(Eli Marrero, contemplating a trip the Star’s offices after the game)
A friend walked up a couple of hours before Monday’s game and asked, œHow do you beat a Kansas City Royals player in a fight?
His answer: Give him a bat.
The season is only 13 games old, but already there are impossibly lousy numbers to admire, like this one: The Royals have scored fewer runs in the last week (12) than the New York Yankees scored in the second inning on Monday (13).
Or how about this one: On this home stand so far, Royals opposing starting pitchers are 6-0 with a 1.95 ERA. In other words, the Royals have turned a collection of pitchers that includes Cliff Lee, Mike Maroth, Aaron Sele and Ryan Franklin into one big Bob Gibson.
Here’s another statistic: The Royals’ designated hitters are hitting .188.
That one is worth looking at again. The Royals would be better off having Mario Mendoza as their designated hitter. Seriously, at some point you have to ask: Why even have a designated hitter? Just go ahead and send the pitcher up there. Maybe the Royals could start an American League trend.
It’s bad. Really bad. Remember when you were in Little League, the coach would always put the best hitter in the cleanup spot? The Royals’ cleanup hitters this year have been: Emil Brown, Matt Stairs, Calvin Pickering and Eli Marrero. Not a single one of those guys was an everyday player last year. Two were in the minor leagues.
The cleanup quartet is hitting a cool .189 this year.
That is better than the designated hitters, however.
It’s bad. Really bad. Monday, Cleveland starter Cliff Lee had the flu. Apparently, he had it bad. And Lee had not pitched all that well the last year even when he was able to keep down his lunch. You might remember that Lee was something of a phenomenon early last year ” he was 9-1 at the All-Star game.
After the All-Star Game though, he had a 7.91 ERA. This year, he picked right up and an 8.10 ERA coming into this game.
So what happened? On Monday, he was Tom Glavine and Sandy Koufax mixed together. He gave up two hits in seven innings, both of those ground balls that got through. He did not allow a Royals runner past second base, and the three times that the Royals did get a runner to second base, he clamped down, forced weak pop-ups, struck out Angel Berroa and Mike Sweeney, dominated.
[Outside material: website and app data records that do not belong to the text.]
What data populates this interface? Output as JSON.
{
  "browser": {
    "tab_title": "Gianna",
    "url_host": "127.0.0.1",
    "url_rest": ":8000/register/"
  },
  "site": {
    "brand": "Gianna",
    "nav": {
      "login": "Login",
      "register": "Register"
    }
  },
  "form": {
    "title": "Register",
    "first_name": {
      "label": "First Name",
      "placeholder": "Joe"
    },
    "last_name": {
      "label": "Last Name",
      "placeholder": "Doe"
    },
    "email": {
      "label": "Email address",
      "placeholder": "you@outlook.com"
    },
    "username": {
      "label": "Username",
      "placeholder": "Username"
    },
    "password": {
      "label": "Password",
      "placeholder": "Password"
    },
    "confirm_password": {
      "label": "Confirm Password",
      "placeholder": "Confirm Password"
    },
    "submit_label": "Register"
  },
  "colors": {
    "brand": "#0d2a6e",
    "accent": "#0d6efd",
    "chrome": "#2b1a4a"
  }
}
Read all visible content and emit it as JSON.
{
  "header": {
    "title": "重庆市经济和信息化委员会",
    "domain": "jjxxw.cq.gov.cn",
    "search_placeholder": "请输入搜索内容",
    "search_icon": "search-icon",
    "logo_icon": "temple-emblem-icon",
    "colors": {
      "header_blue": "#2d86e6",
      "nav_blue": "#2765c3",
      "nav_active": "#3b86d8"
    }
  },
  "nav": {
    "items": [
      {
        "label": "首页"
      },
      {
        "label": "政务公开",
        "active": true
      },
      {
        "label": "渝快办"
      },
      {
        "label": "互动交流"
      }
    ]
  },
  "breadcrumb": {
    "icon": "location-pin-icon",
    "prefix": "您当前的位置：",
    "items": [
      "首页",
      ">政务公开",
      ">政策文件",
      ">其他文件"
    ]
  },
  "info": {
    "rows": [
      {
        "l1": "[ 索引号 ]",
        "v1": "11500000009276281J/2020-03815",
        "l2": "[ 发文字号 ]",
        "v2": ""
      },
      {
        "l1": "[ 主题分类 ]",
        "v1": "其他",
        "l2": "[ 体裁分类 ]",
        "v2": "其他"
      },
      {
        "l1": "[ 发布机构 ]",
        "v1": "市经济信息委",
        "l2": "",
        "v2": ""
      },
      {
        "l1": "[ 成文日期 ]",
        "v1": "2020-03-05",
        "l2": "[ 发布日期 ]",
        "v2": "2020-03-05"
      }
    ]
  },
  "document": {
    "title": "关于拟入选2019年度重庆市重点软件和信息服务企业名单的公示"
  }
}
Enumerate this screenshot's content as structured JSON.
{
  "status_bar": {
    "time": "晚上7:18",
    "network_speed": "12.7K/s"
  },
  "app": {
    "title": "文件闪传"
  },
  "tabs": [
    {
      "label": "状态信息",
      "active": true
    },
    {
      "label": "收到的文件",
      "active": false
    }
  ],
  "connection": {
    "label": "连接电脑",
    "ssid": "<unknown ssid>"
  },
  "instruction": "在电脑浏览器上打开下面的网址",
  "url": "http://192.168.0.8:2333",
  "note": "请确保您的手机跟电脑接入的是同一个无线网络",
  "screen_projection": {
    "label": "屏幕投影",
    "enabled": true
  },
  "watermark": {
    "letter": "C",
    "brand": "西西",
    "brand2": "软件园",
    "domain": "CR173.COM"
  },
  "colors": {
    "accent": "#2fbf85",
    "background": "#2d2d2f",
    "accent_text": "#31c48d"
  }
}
He utterly overmatched the Royals even though he probably needed an IV in the dugout. After he finished the seventh ” a nice, easy inning that finished with a strikeout of Emil Brown ” Lee went into the runway and threw up.
That’s when Cleveland manager Eric Wedge knew to take him out.
Against the Royals, you don’t keep a pitch count. You keep a vomit count.
The Royals are struggling against the Indians today at what looks to be an empty Kaufman Stadium, 3 hits and an RBI for Mike Sweeny and a couple of hits for recent call-up Joe McEwing. Cleveland’s Aaron Boone is 2 for 5 raising his average to a sparkling .146.
(UPDATE: A walk-off HR for KC’s Alberto Castillo down the left field line gives the Royals a 6-5 win, improving their record to 5-10. I can’t confirm that Mr. Posnanski was already hailing a cab by the time Castillo had rounded first.)